A pearl is formed inside the shell of an oyster, mussel or clam. When a particle enters its shell, the mollusk coats the particle in layers of a composite material known as nacre, also known as mother-of-pearl. This mineral substance is iridescent and lends the pearl its unique luster.

Natural pearls are rare. In fact, most pearls on the market today are cultured. Cultured pearls share the same properties as natural pearls—the difference is the environment in which they are produced. Cultured pearls form under controlled conditions. A skilled technician implants a bead or piece of shell in a saltwater or freshwater mollusk. The mollusks is returned to the water and cared for until the pearl has formed and is ready to harvest.

Pearls occur in a variety of colors, and color is an important factor in pearl grading. Pearl color is described as the combination of bodycolor and overtone. Bodycolor is the pearl's primary color. You're probably most familiar with white and cream. Overtones are translucent, overlying colors that are visible when light reflects off the pearl's surface. Overtones alter the bodycolor and add depth and glow to the pearl. A pearl's overtones are usually pink, green, purple or blue.

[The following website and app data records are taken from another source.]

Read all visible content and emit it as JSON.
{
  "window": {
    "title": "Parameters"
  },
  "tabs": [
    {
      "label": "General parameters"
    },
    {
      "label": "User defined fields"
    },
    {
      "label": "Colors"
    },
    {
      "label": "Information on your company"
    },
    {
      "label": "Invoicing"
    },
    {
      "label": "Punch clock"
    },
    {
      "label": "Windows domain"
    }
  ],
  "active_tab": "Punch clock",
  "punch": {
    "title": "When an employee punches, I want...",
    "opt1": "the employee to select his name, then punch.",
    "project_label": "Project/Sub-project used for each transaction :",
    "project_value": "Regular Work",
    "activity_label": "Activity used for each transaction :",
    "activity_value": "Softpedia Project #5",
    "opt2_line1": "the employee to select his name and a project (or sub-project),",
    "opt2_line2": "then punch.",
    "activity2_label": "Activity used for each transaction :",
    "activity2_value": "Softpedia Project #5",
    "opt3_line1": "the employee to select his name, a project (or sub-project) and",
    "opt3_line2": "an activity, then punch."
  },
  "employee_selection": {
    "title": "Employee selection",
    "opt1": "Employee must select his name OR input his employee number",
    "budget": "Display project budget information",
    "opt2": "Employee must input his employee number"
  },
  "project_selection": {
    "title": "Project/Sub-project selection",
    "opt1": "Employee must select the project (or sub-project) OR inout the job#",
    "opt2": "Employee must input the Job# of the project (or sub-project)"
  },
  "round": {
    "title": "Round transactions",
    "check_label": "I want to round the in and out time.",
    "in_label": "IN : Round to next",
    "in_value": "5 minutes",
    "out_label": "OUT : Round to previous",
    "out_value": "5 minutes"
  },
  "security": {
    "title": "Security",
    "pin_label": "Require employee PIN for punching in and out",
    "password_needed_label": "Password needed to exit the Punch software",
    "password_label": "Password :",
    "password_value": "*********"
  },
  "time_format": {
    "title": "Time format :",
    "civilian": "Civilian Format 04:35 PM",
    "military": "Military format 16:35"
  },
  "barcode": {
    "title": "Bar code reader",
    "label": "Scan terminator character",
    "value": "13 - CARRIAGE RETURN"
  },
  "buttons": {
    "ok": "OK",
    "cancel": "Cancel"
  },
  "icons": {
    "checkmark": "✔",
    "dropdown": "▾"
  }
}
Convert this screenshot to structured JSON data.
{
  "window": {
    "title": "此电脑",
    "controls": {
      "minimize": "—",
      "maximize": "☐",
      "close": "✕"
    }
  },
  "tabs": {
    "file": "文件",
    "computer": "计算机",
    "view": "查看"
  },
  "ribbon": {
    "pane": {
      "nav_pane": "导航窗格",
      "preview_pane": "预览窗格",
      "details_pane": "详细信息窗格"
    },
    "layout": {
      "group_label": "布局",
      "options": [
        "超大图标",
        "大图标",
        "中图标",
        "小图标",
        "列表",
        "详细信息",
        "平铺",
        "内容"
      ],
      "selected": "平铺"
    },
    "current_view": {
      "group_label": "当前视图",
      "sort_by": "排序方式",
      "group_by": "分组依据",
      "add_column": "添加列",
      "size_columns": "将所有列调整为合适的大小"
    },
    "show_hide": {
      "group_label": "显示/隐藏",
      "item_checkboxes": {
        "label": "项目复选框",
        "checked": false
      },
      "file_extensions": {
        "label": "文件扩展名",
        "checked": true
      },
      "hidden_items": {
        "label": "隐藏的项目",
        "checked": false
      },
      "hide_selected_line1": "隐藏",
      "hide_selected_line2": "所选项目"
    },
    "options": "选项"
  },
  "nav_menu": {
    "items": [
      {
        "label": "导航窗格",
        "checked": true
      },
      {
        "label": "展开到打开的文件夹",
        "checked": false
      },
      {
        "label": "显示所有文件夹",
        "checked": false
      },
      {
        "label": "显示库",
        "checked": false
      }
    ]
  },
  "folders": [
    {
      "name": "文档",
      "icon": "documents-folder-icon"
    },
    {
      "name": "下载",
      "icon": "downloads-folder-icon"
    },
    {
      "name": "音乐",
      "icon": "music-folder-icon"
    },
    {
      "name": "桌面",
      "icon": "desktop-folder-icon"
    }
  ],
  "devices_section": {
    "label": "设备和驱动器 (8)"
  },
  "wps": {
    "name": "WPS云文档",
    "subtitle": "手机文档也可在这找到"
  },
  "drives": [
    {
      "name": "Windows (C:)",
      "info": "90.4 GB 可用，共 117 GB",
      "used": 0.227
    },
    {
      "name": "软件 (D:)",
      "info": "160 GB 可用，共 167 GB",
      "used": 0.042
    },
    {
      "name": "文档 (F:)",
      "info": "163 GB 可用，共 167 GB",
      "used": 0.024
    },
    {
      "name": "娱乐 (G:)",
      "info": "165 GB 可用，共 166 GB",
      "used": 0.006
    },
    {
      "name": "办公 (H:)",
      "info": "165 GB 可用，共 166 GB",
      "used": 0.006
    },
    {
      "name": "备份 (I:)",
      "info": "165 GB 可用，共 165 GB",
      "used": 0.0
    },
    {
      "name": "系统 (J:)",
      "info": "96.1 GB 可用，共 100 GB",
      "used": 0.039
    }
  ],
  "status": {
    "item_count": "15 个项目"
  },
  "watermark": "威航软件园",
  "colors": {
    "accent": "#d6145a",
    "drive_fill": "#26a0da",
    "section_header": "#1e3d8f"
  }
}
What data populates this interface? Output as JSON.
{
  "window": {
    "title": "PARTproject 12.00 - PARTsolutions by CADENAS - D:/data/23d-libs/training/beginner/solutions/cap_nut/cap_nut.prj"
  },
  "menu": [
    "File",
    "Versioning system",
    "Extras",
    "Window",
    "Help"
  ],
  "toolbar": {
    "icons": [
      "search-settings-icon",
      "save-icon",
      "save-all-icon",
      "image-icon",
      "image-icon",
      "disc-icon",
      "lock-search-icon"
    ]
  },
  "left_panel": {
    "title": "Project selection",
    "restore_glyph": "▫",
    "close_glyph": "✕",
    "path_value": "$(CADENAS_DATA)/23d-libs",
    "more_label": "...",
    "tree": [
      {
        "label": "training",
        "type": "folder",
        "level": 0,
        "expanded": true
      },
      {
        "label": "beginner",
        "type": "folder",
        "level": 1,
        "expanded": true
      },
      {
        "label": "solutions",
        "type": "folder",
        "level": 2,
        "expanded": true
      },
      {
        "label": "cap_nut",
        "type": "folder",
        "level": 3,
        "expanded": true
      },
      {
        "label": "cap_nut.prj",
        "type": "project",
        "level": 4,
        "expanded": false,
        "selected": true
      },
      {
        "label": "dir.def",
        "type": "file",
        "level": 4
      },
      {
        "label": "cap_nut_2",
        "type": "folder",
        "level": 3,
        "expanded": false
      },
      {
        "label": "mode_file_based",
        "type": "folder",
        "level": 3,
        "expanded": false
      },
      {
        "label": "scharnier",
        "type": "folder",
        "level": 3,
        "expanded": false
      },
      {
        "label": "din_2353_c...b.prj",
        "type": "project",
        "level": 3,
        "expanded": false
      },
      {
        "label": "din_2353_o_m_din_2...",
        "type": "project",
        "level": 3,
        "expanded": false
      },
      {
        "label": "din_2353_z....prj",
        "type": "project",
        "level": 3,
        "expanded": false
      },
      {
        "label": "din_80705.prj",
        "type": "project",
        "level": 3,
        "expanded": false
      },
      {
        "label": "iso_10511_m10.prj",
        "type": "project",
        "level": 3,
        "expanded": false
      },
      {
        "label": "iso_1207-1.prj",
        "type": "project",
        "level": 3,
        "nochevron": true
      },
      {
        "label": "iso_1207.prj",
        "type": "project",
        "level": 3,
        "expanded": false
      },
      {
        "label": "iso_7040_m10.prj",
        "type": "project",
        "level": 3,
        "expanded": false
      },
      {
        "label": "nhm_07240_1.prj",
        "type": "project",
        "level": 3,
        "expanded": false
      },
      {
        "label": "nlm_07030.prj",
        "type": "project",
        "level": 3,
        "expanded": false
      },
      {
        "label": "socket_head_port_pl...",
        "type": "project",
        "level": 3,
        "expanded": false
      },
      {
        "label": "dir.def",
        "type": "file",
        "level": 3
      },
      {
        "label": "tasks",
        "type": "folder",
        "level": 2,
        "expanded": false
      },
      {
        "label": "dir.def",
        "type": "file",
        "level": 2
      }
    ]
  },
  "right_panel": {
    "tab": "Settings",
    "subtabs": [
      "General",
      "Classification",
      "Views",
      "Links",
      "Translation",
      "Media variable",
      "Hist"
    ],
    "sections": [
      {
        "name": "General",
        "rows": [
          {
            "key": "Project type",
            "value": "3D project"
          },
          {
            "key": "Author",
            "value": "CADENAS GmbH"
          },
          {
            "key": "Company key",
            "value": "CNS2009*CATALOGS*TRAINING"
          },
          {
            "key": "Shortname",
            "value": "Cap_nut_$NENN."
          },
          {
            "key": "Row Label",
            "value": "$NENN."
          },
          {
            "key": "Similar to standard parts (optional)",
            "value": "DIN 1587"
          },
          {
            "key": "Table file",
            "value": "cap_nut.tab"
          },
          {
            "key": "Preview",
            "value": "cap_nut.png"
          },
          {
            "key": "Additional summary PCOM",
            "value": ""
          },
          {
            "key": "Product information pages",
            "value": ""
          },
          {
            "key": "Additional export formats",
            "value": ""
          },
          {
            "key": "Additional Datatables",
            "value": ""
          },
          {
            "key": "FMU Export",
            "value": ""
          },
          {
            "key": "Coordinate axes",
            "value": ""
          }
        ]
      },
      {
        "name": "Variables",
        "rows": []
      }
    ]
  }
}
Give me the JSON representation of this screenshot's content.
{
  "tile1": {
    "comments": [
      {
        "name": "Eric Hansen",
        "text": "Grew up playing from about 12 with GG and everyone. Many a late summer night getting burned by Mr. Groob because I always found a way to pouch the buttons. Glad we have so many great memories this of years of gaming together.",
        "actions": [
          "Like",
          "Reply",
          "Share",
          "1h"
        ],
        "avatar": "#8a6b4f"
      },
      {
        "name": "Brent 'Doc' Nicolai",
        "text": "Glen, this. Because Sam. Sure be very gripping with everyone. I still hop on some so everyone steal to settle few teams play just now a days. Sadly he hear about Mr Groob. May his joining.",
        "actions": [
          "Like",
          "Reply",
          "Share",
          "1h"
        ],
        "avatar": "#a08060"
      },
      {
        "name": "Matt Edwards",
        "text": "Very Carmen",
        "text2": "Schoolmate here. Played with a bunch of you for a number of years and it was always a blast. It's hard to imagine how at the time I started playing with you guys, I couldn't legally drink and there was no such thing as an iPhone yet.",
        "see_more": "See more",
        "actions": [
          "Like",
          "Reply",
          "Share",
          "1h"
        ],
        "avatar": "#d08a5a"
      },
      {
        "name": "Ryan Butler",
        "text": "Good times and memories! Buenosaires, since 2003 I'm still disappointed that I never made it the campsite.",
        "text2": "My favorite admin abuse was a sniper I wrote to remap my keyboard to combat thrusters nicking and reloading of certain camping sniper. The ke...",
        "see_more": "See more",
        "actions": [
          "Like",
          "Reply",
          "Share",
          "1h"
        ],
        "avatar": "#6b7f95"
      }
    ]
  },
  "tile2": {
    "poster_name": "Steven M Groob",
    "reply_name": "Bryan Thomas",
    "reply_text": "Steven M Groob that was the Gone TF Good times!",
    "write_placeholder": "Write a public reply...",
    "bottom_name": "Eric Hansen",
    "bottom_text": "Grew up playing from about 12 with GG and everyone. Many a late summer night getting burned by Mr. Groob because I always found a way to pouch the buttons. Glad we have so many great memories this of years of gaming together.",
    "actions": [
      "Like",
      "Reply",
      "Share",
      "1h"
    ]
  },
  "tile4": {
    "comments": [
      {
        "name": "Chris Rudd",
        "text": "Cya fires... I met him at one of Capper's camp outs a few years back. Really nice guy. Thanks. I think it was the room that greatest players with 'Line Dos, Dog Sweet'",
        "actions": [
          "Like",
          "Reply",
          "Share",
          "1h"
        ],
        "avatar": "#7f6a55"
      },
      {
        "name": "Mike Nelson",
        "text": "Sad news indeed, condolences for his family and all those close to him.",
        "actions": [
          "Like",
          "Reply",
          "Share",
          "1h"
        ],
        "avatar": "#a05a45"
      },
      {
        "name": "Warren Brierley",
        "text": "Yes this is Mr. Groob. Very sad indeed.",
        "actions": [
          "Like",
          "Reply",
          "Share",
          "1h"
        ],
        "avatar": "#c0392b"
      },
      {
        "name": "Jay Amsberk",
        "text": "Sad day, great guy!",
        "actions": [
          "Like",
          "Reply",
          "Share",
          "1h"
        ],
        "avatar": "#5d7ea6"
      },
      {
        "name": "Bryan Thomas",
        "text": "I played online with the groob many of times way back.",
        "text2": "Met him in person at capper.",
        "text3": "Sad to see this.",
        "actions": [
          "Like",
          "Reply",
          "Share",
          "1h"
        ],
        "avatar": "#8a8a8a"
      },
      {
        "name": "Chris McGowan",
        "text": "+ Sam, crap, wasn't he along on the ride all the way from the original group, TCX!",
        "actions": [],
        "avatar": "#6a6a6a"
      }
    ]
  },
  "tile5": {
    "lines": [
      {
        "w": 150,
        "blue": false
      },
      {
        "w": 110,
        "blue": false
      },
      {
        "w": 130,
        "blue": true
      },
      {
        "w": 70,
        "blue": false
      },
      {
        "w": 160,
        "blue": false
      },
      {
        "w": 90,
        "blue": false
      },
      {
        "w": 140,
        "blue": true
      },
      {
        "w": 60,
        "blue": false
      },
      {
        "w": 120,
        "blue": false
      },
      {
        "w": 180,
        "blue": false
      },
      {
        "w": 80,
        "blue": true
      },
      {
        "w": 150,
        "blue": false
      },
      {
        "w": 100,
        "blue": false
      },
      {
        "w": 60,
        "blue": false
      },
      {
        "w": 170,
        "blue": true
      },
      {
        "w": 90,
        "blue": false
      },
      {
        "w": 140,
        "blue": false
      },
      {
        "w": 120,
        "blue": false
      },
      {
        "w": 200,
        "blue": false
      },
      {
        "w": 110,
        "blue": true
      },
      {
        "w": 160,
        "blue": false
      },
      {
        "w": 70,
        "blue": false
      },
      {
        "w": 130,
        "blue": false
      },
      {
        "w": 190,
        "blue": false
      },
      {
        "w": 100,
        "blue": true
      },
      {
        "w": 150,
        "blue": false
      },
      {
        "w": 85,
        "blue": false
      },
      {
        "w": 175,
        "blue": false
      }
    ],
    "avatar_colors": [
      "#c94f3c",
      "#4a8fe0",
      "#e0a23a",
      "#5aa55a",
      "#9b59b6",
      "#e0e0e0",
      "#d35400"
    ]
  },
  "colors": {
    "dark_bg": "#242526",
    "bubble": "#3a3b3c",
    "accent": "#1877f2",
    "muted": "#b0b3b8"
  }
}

Another component of color, known as orient, is an iridescent shimmer on or just below its surface the surface of the pearl which appears as the pearl is rolled between the fingers. This play-of-color occurs when the nacre is thick and well-formed; therefore, possessing this characteristic gives the pearl added value. Orient refers to the iridescent colors that appear to move, which adds value to the pearl. Every pearl displays bodycolor, but not every pearl displays overtones or orient. This property gives the pearl added value.